## Goal of the exercise
Scanning the listing below, tally every line where the string "domain" shows up, then state the count alone.

## Raw data
Start of Block
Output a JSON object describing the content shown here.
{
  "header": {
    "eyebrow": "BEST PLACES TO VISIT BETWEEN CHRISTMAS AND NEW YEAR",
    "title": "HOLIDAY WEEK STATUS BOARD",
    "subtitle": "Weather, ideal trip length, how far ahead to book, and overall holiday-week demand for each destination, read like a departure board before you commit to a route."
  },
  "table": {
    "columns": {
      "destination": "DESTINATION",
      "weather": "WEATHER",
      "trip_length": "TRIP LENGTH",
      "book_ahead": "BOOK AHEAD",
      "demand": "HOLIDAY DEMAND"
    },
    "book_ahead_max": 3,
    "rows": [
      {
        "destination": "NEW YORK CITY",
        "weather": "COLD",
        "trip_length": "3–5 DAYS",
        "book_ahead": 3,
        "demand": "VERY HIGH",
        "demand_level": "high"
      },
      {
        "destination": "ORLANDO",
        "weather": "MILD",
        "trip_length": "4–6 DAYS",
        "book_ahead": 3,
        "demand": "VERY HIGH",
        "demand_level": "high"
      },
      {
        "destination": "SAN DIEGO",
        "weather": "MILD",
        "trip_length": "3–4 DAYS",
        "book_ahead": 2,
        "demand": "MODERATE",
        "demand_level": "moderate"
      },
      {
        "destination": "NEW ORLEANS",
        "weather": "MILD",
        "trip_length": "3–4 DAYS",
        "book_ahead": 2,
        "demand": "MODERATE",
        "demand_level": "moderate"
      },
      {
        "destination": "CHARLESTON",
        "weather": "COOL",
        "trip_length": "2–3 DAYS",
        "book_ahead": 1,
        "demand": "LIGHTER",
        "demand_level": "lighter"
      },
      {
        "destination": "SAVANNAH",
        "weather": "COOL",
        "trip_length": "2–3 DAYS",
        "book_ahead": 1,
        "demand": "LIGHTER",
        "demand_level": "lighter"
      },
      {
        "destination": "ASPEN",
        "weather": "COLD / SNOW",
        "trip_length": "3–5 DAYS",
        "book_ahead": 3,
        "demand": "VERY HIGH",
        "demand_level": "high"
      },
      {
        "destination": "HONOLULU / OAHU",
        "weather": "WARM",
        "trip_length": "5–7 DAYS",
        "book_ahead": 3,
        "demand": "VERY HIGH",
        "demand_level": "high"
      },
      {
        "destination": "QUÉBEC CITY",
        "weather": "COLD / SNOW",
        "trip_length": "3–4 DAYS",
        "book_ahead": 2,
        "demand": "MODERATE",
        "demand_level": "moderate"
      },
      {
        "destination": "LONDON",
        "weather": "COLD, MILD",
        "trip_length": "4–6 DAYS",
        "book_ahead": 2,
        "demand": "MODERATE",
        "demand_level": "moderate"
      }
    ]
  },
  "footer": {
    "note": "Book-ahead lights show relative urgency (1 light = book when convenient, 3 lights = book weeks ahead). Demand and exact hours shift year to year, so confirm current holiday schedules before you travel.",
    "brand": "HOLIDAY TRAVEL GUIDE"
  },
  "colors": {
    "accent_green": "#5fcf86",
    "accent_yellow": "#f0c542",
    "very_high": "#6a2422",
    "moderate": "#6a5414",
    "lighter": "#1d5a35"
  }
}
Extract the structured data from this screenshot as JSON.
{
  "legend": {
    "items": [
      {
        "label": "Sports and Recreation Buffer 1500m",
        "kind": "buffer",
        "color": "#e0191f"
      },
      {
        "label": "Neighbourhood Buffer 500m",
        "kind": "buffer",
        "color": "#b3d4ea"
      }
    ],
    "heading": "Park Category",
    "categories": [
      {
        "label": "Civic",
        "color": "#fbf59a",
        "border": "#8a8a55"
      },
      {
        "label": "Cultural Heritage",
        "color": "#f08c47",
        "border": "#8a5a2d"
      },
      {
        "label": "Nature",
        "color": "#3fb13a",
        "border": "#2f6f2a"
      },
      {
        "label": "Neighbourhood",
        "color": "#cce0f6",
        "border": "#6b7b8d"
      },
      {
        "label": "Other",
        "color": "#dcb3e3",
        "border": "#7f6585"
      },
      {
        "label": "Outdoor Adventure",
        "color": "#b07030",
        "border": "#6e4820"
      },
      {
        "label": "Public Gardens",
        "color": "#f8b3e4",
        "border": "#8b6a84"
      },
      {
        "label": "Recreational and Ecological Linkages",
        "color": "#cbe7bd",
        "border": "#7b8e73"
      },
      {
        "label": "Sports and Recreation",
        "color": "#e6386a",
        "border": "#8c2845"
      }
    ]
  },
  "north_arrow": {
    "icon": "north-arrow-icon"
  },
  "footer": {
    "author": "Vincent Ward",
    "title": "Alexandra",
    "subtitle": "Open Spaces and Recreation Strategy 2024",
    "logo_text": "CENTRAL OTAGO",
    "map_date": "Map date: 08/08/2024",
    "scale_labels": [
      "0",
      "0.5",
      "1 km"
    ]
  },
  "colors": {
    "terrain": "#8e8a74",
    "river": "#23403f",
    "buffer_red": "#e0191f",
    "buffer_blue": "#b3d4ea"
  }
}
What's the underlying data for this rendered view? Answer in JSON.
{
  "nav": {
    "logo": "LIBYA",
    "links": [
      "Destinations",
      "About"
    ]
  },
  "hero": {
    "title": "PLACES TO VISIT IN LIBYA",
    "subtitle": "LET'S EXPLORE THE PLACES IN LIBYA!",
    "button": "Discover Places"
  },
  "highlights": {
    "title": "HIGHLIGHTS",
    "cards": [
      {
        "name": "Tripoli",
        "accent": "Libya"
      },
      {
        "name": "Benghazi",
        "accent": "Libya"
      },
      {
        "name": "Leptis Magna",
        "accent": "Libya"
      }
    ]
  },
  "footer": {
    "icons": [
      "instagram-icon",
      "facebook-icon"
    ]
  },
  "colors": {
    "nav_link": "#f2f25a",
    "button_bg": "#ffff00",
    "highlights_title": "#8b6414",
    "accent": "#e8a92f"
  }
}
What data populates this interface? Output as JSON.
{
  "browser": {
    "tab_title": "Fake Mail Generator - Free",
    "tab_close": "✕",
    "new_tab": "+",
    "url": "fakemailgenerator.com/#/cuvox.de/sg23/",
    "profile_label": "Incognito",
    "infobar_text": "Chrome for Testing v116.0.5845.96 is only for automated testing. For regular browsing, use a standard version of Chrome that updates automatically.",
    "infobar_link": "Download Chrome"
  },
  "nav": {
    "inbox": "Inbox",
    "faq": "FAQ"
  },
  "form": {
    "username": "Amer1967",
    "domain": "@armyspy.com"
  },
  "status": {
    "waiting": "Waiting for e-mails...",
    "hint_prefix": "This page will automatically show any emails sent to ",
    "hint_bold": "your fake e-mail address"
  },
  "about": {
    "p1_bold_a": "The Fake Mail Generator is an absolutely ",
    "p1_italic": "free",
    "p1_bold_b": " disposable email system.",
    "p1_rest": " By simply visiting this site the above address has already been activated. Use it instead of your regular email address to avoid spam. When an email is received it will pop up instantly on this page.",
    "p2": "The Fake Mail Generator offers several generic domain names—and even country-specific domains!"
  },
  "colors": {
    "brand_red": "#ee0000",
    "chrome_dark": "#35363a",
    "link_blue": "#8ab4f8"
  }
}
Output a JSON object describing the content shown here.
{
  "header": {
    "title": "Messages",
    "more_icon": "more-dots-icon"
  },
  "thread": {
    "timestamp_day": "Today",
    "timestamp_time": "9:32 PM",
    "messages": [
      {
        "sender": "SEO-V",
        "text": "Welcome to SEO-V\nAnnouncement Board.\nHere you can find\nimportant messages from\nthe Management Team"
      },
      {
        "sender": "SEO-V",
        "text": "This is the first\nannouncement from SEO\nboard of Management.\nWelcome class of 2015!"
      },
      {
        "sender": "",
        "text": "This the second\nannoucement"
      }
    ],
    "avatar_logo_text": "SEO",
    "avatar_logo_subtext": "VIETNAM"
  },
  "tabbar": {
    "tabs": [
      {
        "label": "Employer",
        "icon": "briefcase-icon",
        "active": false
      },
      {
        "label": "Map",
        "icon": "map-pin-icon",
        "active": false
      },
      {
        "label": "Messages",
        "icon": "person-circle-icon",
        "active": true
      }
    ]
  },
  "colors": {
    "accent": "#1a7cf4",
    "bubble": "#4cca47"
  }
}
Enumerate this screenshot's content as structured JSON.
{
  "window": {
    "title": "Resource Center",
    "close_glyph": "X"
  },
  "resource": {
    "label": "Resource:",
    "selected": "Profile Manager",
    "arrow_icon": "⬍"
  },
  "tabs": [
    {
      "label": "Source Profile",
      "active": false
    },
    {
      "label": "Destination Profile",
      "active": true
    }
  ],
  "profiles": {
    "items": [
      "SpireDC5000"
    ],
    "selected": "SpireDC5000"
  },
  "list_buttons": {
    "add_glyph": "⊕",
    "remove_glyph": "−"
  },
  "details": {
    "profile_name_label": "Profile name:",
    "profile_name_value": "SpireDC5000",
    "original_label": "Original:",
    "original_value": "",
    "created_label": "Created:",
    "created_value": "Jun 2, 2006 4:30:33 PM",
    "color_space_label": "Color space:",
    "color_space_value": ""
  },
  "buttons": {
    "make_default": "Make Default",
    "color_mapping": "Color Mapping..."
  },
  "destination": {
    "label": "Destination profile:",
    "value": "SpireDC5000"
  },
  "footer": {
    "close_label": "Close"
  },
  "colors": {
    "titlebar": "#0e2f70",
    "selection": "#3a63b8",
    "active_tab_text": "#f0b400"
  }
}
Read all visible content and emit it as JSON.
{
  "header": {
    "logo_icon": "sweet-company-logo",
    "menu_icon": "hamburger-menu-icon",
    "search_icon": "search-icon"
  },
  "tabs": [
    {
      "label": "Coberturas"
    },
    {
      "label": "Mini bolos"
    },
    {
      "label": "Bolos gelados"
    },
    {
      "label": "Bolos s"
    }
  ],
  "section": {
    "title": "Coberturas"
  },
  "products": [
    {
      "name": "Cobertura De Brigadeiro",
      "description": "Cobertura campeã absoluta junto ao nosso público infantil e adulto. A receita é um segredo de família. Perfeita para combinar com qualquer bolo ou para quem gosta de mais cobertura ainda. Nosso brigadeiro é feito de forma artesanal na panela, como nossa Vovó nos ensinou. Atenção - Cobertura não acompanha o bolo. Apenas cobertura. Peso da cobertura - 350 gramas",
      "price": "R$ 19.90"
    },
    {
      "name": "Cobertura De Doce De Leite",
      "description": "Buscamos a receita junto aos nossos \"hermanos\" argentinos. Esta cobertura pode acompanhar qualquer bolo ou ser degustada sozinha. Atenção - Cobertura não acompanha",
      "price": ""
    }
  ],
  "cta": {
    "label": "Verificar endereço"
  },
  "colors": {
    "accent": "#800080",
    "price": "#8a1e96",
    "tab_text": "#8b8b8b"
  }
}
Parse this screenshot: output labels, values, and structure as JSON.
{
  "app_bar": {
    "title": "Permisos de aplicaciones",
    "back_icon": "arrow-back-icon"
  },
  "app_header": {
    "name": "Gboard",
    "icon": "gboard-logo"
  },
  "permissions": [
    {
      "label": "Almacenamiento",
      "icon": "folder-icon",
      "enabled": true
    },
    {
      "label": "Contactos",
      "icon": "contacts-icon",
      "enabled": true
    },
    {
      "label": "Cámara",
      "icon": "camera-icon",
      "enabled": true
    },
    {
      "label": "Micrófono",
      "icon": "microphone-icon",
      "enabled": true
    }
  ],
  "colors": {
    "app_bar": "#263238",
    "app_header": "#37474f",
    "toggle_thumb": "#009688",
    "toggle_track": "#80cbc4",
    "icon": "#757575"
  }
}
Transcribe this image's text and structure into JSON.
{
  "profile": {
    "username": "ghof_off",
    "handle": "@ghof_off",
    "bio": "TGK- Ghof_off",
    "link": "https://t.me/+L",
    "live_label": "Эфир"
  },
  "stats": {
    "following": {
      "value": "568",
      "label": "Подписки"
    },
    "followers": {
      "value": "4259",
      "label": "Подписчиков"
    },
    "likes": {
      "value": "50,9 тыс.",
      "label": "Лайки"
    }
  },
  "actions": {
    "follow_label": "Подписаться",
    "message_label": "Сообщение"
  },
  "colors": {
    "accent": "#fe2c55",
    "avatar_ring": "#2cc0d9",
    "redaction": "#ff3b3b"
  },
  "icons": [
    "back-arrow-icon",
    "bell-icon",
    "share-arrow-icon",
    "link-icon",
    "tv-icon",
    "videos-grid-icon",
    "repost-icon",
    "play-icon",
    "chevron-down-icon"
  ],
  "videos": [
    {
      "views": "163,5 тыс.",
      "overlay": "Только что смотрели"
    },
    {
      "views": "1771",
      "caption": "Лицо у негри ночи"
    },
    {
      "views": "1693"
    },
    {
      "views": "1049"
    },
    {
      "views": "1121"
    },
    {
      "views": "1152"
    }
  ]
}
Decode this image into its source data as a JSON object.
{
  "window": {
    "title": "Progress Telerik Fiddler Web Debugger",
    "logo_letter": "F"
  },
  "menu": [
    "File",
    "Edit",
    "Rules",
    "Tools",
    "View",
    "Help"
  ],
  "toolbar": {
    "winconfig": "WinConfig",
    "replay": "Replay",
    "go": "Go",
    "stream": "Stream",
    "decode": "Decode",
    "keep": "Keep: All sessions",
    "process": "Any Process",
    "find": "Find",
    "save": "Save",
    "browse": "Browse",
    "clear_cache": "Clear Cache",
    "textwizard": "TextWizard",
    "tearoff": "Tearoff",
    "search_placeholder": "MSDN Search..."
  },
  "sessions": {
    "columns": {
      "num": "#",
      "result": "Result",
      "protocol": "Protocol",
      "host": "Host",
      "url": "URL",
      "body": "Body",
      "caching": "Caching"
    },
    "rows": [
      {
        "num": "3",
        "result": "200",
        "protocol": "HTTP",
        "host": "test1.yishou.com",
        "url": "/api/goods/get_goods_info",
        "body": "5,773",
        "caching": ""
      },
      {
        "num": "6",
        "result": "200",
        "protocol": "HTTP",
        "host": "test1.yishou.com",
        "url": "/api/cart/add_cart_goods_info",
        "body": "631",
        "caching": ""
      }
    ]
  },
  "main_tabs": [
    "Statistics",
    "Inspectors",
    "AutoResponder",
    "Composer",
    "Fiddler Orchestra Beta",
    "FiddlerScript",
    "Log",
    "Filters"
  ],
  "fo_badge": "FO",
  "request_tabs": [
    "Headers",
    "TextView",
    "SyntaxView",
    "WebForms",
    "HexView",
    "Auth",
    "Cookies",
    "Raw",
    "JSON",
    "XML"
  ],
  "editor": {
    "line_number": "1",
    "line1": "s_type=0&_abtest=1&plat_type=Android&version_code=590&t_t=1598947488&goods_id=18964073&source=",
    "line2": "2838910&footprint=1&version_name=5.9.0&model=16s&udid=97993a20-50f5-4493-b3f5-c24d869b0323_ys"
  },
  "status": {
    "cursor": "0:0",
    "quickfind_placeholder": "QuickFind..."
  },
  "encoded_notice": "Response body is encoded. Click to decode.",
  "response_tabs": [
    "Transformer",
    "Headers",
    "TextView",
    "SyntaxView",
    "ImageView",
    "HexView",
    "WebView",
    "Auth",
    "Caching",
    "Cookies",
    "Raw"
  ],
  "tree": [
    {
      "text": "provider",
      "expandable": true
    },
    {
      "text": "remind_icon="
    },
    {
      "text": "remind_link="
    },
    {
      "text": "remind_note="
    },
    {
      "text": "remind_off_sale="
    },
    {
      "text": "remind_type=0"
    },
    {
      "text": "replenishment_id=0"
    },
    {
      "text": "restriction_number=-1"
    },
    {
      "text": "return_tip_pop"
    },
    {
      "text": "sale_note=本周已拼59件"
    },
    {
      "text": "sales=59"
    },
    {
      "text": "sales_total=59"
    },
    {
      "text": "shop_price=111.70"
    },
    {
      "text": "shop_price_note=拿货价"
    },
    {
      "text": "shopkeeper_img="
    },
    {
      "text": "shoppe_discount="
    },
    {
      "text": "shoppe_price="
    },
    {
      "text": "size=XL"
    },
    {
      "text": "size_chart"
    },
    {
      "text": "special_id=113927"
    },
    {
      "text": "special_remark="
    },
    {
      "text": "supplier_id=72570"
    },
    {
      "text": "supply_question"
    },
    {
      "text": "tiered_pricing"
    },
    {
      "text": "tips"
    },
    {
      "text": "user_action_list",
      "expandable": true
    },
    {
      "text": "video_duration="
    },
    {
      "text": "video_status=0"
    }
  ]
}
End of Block
## Completed task
2